Your MySpace page, when did you decide that was something you wanted to do?
I barely keep it updated now, its gotten overwhelming. When we are filming The Office, we sit at our desks for about ten hours a day just doing background. About two of my five days of work are pretty much just doing background and it can get pretty boring, so some of us decided to make MySpace pages as a way that when the show was struggling to help build up interest. When you do a show in front of a live audience or you do theater, you get feedback, but when you’re doing a little show out of Van Nuys, California that’s barley on the air, you don’t know if you’re reaching people so its really fun to just geek out online. Now we know we’re reaching people and its fun for me to give the people that are super fans that exclusive behind the scenes photo or a little factoid about the show.
Also, I’m going to give a big prize to my one hundred thousand friend. I’m collecting all this swag and I’m about ten thousand friends away.
What was your favorite thing about working on Blades of Glory?

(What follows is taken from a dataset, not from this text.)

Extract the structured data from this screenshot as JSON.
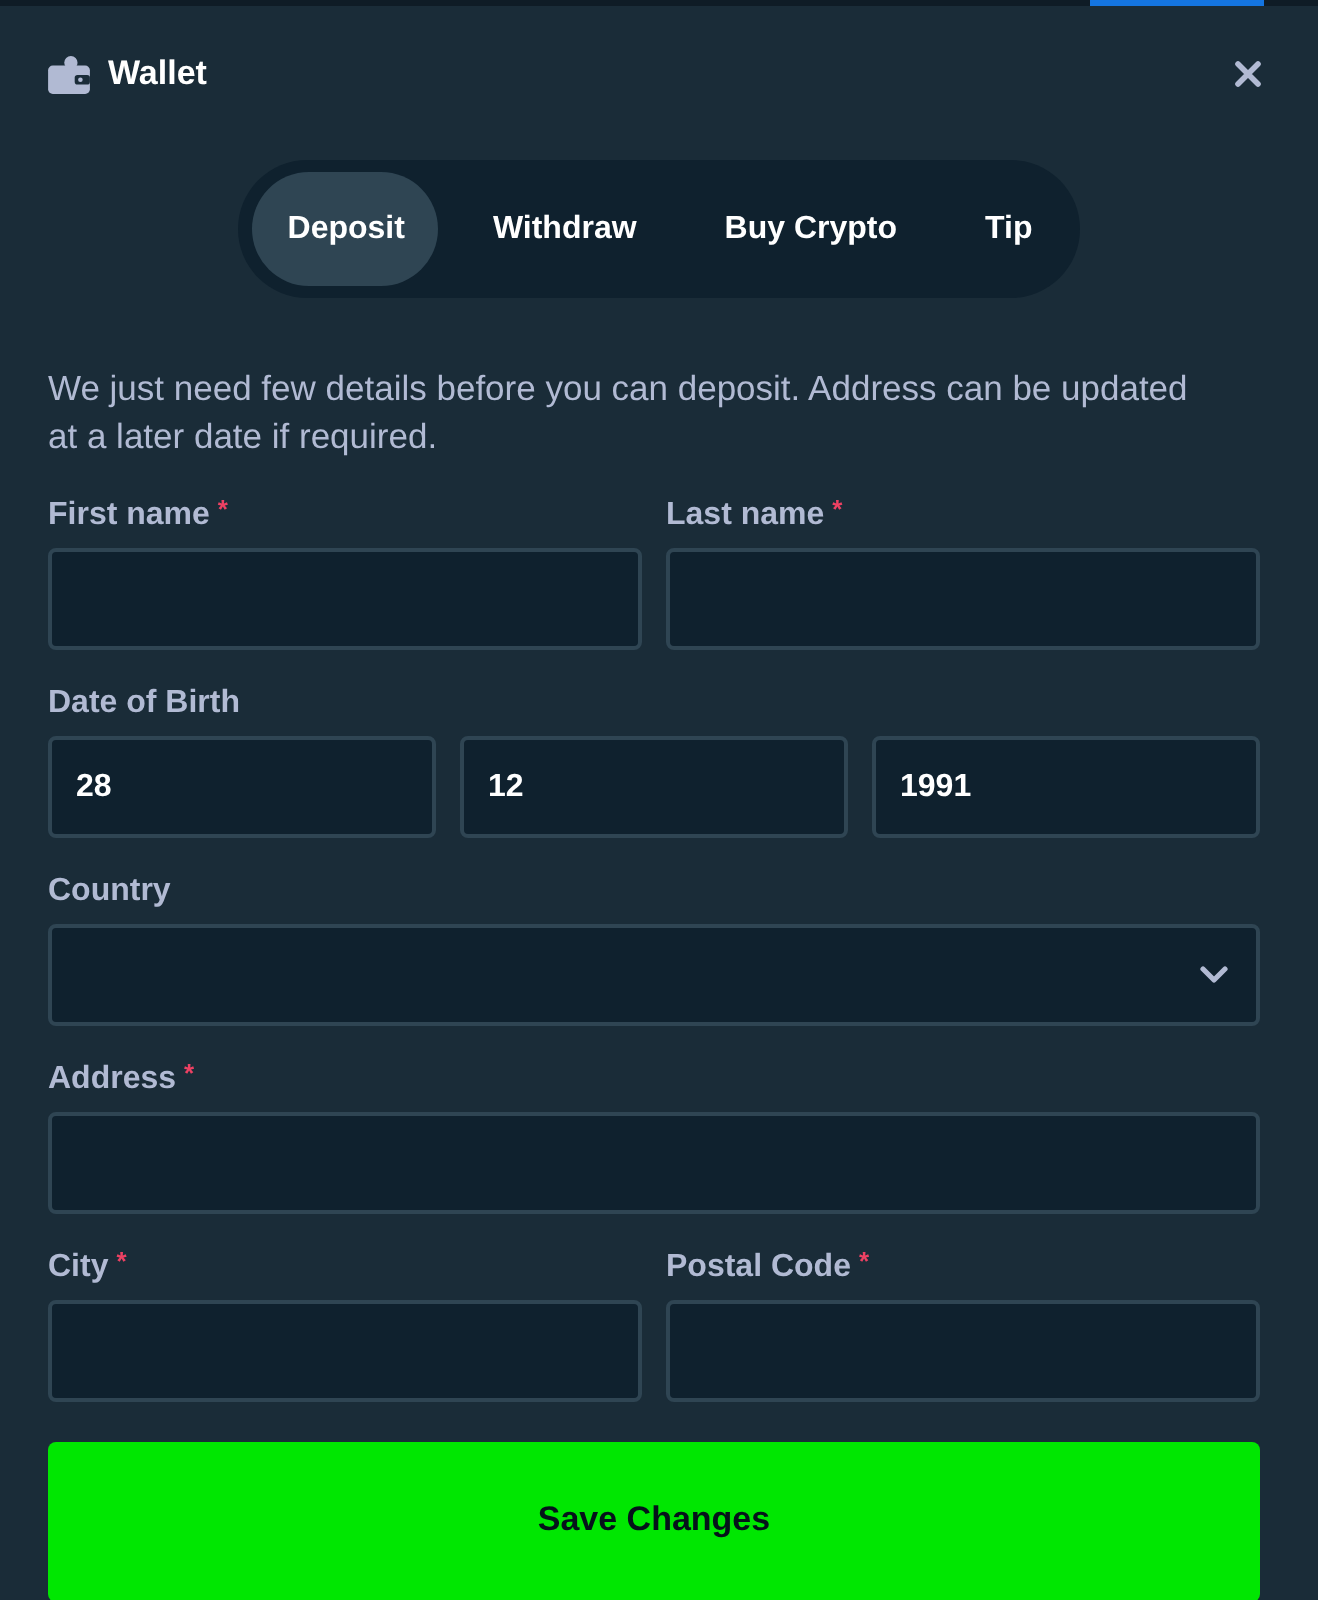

Working on the film was great. Those guys are really funny. I’m a huge Arrested Development fan, so I had to work really hard not to freak out on Will Arnett for as long as possible and then I broke down and told him how my favorite episode was ‘Afternoon Delight’ from season two when he’s wearing the expensive suit and keeps telling people how much it cost. I did that to him around week two.